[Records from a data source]
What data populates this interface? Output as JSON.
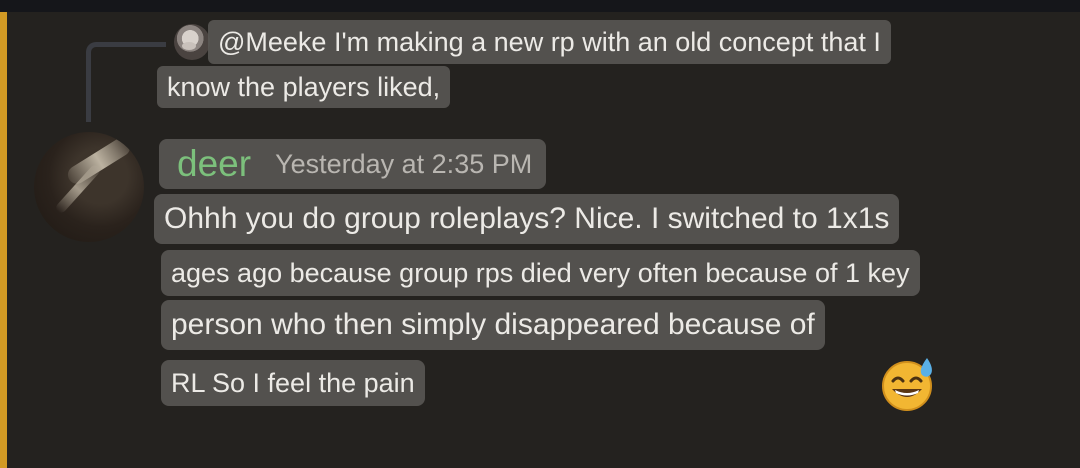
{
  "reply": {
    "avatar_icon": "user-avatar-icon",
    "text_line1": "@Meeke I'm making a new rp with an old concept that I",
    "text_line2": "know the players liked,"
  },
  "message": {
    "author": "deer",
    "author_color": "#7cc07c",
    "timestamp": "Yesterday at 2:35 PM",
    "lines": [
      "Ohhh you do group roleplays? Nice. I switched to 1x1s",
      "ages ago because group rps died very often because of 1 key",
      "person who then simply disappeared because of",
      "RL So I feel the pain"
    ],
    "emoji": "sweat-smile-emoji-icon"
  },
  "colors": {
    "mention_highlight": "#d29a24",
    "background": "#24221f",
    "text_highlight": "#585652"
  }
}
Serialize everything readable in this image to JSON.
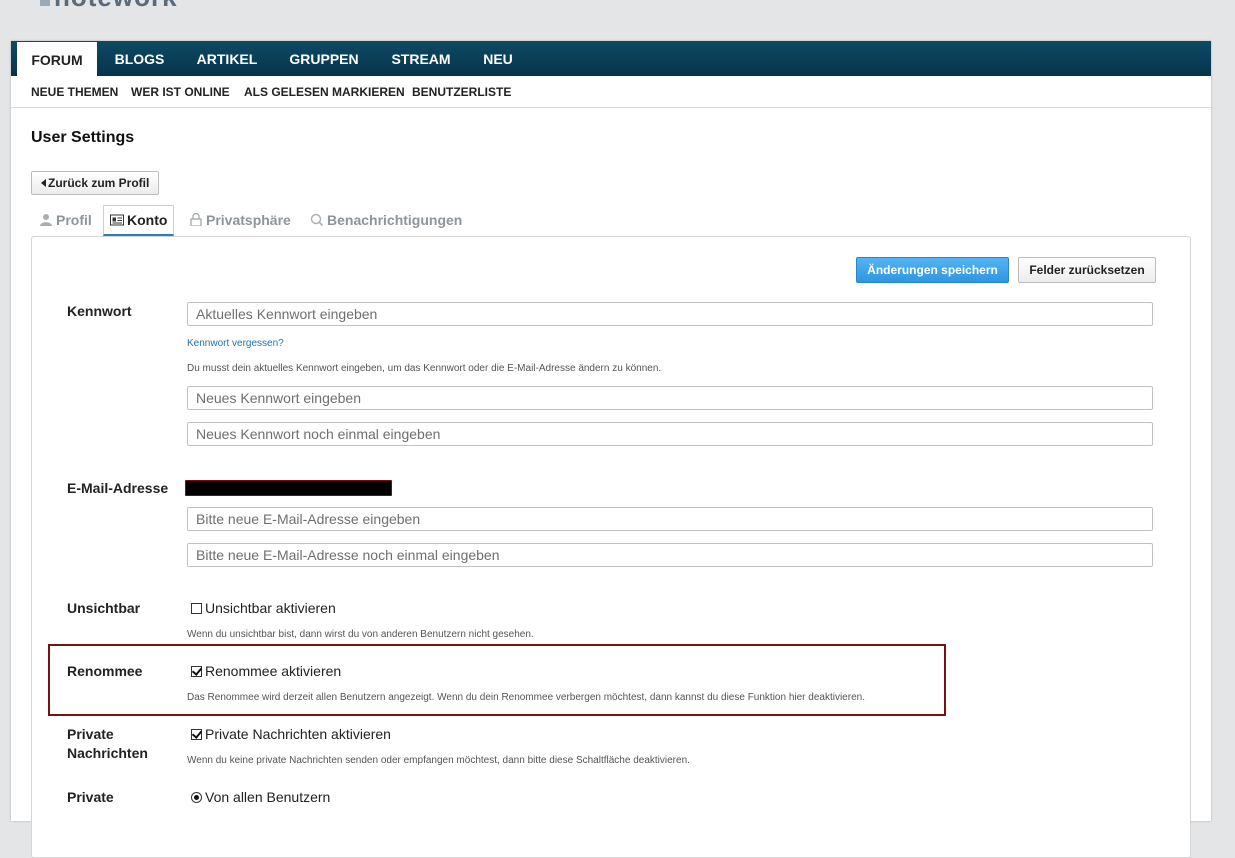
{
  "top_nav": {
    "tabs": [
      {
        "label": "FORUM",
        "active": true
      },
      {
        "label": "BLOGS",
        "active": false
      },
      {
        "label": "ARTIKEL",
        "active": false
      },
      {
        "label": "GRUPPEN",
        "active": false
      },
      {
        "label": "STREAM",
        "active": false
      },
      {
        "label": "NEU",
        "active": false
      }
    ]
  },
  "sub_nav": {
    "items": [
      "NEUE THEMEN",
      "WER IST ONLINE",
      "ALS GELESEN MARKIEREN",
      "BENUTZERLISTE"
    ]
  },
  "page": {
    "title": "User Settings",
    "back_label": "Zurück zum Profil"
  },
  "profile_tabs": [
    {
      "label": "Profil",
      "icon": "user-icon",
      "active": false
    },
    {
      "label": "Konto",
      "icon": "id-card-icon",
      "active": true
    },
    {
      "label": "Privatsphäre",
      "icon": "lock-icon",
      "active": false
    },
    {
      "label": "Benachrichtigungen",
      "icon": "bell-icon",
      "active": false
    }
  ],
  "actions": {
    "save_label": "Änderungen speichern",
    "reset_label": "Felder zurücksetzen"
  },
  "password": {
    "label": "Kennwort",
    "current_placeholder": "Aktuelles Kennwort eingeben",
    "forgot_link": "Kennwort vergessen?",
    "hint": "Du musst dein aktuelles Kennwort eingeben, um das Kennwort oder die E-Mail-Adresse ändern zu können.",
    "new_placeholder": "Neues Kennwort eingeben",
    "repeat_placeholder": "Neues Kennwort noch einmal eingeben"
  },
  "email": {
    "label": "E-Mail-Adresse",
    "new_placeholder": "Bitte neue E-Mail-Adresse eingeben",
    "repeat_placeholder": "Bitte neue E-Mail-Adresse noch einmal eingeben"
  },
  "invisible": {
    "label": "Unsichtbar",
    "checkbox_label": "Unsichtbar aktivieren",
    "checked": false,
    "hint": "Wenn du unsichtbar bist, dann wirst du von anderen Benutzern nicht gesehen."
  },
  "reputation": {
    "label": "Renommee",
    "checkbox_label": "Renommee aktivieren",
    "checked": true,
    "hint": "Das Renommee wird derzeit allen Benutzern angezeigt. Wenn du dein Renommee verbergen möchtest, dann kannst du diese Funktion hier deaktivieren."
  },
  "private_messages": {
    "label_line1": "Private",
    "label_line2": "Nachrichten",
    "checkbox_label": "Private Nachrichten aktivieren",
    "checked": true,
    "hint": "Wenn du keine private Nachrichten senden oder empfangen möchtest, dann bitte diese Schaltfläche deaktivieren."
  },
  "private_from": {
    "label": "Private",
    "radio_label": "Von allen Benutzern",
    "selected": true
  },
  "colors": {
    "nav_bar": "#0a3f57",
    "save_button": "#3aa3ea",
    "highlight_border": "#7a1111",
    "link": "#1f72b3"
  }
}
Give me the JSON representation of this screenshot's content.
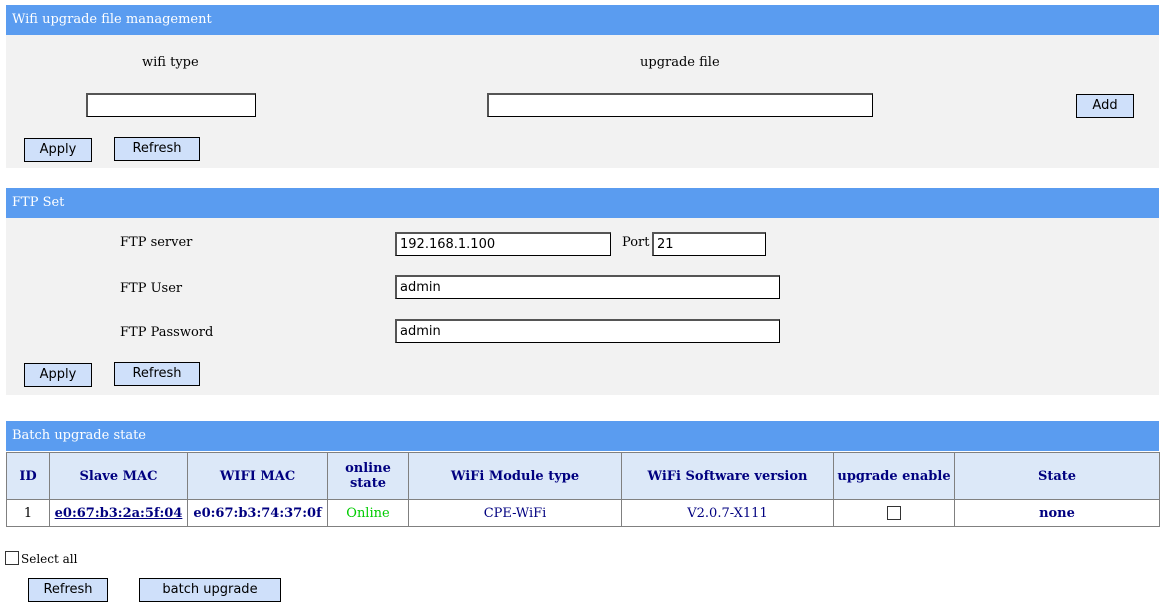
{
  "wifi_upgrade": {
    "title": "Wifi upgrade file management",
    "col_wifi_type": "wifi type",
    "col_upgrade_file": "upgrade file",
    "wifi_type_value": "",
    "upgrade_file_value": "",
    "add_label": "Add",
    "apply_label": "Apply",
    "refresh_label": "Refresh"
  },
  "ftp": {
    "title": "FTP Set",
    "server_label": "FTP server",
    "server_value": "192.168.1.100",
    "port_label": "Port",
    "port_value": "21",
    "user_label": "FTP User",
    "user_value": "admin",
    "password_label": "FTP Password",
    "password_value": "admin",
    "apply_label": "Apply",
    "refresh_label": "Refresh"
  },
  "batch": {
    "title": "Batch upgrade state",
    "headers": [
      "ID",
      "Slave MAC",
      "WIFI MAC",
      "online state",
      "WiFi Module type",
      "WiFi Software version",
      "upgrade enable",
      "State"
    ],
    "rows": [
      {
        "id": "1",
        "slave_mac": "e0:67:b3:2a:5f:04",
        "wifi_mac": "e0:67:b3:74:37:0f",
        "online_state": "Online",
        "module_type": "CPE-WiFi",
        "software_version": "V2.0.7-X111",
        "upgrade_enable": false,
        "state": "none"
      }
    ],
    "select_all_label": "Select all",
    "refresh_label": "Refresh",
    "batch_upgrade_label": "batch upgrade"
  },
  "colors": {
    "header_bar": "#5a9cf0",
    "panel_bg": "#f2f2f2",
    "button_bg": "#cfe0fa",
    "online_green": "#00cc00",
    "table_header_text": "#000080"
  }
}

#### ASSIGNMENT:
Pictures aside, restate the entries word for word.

#### RESULT OF THE TASK:
What data populates this interface? Output as JSON.
{
  "reply": {
    "avatar_icon": "user-avatar-icon",
    "text_line1": "@Meeke I'm making a new rp with an old concept that I",
    "text_line2": "know the players liked,"
  },
  "message": {
    "author": "deer",
    "author_color": "#7cc07c",
    "timestamp": "Yesterday at 2:35 PM",
    "lines": [
      "Ohhh you do group roleplays? Nice. I switched to 1x1s",
      "ages ago because group rps died very often because of 1 key",
      "person who then simply disappeared because of",
      "RL So I feel the pain"
    ],
    "emoji": "sweat-smile-emoji-icon"
  },
  "colors": {
    "mention_highlight": "#d29a24",
    "background": "#24221f",
    "text_highlight": "#585652"
  }
}
Serialize everything readable in this image to JSON.
{
  "top_nav": {
    "tabs": [
      {
        "label": "FORUM",
        "active": true
      },
      {
        "label": "BLOGS",
        "active": false
      },
      {
        "label": "ARTIKEL",
        "active": false
      },
      {
        "label": "GRUPPEN",
        "active": false
      },
      {
        "label": "STREAM",
        "active": false
      },
      {
        "label": "NEU",
        "active": false
      }
    ]
  },
  "sub_nav": {
    "items": [
      "NEUE THEMEN",
      "WER IST ONLINE",
      "ALS GELESEN MARKIEREN",
      "BENUTZERLISTE"
    ]
  },
  "page": {
    "title": "User Settings",
    "back_label": "Zurück zum Profil"
  },
  "profile_tabs": [
    {
      "label": "Profil",
      "icon": "user-icon",
      "active": false
    },
    {
      "label": "Konto",
      "icon": "id-card-icon",
      "active": true
    },
    {
      "label": "Privatsphäre",
      "icon": "lock-icon",
      "active": false
    },
    {
      "label": "Benachrichtigungen",
      "icon": "bell-icon",
      "active": false
    }
  ],
  "actions": {
    "save_label": "Änderungen speichern",
    "reset_label": "Felder zurücksetzen"
  },
  "password": {
    "label": "Kennwort",
    "current_placeholder": "Aktuelles Kennwort eingeben",
    "forgot_link": "Kennwort vergessen?",
    "hint": "Du musst dein aktuelles Kennwort eingeben, um das Kennwort oder die E-Mail-Adresse ändern zu können.",
    "new_placeholder": "Neues Kennwort eingeben",
    "repeat_placeholder": "Neues Kennwort noch einmal eingeben"
  },
  "email": {
    "label": "E-Mail-Adresse",
    "new_placeholder": "Bitte neue E-Mail-Adresse eingeben",
    "repeat_placeholder": "Bitte neue E-Mail-Adresse noch einmal eingeben"
  },
  "invisible": {
    "label": "Unsichtbar",
    "checkbox_label": "Unsichtbar aktivieren",
    "checked": false,
    "hint": "Wenn du unsichtbar bist, dann wirst du von anderen Benutzern nicht gesehen."
  },
  "reputation": {
    "label": "Renommee",
    "checkbox_label": "Renommee aktivieren",
    "checked": true,
    "hint": "Das Renommee wird derzeit allen Benutzern angezeigt. Wenn du dein Renommee verbergen möchtest, dann kannst du diese Funktion hier deaktivieren."
  },
  "private_messages": {
    "label_line1": "Private",
    "label_line2": "Nachrichten",
    "checkbox_label": "Private Nachrichten aktivieren",
    "checked": true,
    "hint": "Wenn du keine private Nachrichten senden oder empfangen möchtest, dann bitte diese Schaltfläche deaktivieren."
  },
  "private_from": {
    "label": "Private",
    "radio_label": "Von allen Benutzern",
    "selected": true
  },
  "colors": {
    "nav_bar": "#0a3f57",
    "save_button": "#3aa3ea",
    "highlight_border": "#7a1111",
    "link": "#1f72b3"
  }
}
Give me the JSON representation of this screenshot's content.
{
  "wifi_upgrade": {
    "title": "Wifi upgrade file management",
    "col_wifi_type": "wifi type",
    "col_upgrade_file": "upgrade file",
    "wifi_type_value": "",
    "upgrade_file_value": "",
    "add_label": "Add",
    "apply_label": "Apply",
    "refresh_label": "Refresh"
  },
  "ftp": {
    "title": "FTP Set",
    "server_label": "FTP server",
    "server_value": "192.168.1.100",
    "port_label": "Port",
    "port_value": "21",
    "user_label": "FTP User",
    "user_value": "admin",
    "password_label": "FTP Password",
    "password_value": "admin",
    "apply_label": "Apply",
    "refresh_label": "Refresh"
  },
  "batch": {
    "title": "Batch upgrade state",
    "headers": [
      "ID",
      "Slave MAC",
      "WIFI MAC",
      "online state",
      "WiFi Module type",
      "WiFi Software version",
      "upgrade enable",
      "State"
    ],
    "rows": [
      {
        "id": "1",
        "slave_mac": "e0:67:b3:2a:5f:04",
        "wifi_mac": "e0:67:b3:74:37:0f",
        "online_state": "Online",
        "module_type": "CPE-WiFi",
        "software_version": "V2.0.7-X111",
        "upgrade_enable": false,
        "state": "none"
      }
    ],
    "select_all_label": "Select all",
    "refresh_label": "Refresh",
    "batch_upgrade_label": "batch upgrade"
  },
  "colors": {
    "header_bar": "#5a9cf0",
    "panel_bg": "#f2f2f2",
    "button_bg": "#cfe0fa",
    "online_green": "#00cc00",
    "table_header_text": "#000080"
  }
}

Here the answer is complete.